App and web page records:
-=-=-

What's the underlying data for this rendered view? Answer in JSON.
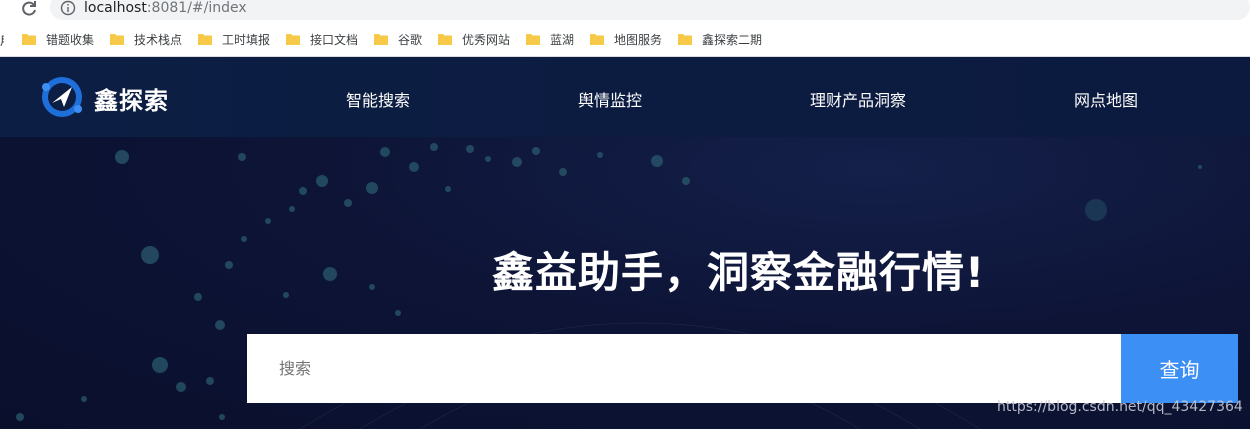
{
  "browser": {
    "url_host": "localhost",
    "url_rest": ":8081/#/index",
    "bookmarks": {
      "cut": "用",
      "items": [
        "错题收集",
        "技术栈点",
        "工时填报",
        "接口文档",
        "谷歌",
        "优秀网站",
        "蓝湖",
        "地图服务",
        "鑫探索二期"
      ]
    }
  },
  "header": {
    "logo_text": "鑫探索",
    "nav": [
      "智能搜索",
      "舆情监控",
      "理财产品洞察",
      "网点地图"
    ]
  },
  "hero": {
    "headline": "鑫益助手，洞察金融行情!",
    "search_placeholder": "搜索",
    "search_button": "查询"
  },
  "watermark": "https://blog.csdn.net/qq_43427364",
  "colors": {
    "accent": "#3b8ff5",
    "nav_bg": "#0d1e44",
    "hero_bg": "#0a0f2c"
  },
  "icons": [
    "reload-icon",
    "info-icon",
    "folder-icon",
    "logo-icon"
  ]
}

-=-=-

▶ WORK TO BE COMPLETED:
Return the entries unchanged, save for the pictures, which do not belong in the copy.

▶ EXERCISE ANSWER:
What's the underlying data for this rendered view? Answer in JSON.
{
  "browser": {
    "url_host": "localhost",
    "url_rest": ":8081/#/index",
    "bookmarks": {
      "cut": "用",
      "items": [
        "错题收集",
        "技术栈点",
        "工时填报",
        "接口文档",
        "谷歌",
        "优秀网站",
        "蓝湖",
        "地图服务",
        "鑫探索二期"
      ]
    }
  },
  "header": {
    "logo_text": "鑫探索",
    "nav": [
      "智能搜索",
      "舆情监控",
      "理财产品洞察",
      "网点地图"
    ]
  },
  "hero": {
    "headline": "鑫益助手，洞察金融行情!",
    "search_placeholder": "搜索",
    "search_button": "查询"
  },
  "watermark": "https://blog.csdn.net/qq_43427364",
  "colors": {
    "accent": "#3b8ff5",
    "nav_bg": "#0d1e44",
    "hero_bg": "#0a0f2c"
  },
  "icons": [
    "reload-icon",
    "info-icon",
    "folder-icon",
    "logo-icon"
  ]
}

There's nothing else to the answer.